[Exercise] Read through the lines below and copy the ones holding the string "title".

[Supplied records]
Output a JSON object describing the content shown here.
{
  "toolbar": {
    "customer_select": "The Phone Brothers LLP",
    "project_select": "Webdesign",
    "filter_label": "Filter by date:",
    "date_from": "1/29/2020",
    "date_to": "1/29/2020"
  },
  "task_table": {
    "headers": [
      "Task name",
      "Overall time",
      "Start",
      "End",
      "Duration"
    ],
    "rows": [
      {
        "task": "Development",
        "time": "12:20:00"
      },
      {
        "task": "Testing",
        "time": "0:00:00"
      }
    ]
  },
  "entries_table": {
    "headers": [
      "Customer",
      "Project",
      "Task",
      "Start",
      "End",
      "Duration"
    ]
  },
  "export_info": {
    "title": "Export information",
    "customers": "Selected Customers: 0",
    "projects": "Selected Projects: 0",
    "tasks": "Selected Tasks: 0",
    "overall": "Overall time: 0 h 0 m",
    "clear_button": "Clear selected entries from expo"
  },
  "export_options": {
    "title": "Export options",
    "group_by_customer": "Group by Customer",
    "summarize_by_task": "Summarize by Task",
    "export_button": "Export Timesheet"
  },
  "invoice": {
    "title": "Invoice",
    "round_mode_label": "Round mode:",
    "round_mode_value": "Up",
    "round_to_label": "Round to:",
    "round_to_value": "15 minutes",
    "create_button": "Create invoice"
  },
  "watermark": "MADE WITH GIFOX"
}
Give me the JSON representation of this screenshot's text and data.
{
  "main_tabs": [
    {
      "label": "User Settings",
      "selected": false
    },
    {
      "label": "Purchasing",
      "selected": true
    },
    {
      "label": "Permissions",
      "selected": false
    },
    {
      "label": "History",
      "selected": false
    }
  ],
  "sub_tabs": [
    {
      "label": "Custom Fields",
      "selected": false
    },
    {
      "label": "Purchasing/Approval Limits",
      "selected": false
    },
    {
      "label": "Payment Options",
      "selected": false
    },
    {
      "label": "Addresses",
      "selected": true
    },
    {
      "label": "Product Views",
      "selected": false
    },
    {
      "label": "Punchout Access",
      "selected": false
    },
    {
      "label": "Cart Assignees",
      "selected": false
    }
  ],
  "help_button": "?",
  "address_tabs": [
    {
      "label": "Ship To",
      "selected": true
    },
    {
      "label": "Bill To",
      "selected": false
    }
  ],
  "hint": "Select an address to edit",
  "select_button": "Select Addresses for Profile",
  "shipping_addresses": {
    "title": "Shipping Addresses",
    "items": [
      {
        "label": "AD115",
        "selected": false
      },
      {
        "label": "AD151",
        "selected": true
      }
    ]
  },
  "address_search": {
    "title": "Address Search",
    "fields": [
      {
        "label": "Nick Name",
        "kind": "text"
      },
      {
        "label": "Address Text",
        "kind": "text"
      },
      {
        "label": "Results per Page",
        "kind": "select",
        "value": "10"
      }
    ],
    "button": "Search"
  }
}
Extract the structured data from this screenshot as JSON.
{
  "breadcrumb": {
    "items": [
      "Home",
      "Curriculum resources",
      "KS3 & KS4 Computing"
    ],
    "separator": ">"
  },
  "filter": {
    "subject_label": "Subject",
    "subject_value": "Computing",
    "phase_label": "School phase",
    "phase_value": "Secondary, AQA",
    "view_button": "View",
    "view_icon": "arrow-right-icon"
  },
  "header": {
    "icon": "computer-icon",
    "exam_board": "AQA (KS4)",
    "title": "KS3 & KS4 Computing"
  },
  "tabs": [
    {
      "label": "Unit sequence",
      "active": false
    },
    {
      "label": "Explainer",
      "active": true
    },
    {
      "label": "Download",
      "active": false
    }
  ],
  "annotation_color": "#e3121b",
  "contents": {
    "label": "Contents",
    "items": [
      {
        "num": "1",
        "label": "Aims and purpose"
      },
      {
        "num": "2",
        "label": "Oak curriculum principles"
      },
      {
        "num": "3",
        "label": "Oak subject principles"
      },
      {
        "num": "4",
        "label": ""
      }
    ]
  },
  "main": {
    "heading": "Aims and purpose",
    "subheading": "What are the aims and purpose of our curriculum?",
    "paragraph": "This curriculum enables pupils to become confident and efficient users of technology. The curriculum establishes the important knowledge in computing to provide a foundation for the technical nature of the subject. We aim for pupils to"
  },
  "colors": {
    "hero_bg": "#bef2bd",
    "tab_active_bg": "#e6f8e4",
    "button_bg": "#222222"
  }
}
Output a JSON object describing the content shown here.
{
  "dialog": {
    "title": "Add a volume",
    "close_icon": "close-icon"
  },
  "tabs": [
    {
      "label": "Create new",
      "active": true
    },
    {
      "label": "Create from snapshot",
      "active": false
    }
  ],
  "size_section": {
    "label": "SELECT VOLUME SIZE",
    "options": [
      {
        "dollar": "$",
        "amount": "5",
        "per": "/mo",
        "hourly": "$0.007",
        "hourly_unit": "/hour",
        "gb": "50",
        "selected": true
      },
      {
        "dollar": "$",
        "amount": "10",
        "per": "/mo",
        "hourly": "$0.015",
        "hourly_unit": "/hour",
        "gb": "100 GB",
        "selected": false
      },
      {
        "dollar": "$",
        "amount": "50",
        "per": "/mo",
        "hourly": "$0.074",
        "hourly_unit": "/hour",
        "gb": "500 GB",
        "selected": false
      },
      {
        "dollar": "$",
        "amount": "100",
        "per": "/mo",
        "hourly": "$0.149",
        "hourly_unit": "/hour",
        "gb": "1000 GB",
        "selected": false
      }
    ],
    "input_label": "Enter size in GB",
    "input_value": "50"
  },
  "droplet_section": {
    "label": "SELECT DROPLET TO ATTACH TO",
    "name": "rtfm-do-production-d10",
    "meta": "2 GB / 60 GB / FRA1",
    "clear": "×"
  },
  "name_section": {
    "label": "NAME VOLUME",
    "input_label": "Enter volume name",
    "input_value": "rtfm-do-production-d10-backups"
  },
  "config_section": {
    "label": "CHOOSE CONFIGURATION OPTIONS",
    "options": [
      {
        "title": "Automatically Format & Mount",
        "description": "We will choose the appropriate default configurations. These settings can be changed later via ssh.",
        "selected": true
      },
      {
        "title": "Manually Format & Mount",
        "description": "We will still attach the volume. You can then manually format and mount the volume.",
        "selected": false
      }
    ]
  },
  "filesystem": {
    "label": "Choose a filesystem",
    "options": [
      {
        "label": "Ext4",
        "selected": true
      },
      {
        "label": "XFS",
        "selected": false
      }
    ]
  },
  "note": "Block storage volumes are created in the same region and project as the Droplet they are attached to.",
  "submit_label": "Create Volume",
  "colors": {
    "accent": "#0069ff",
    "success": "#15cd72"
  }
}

[Finished exercise]
    "title": "Export information",
    "title": "Export options",
    "title": "Invoice",
    "title": "Shipping Addresses",
    "title": "Address Search",
    "title": "KS3 & KS4 Computing"
    "title": "Add a volume",
        "title": "Automatically Format & Mount",
        "title": "Manually Format & Mount",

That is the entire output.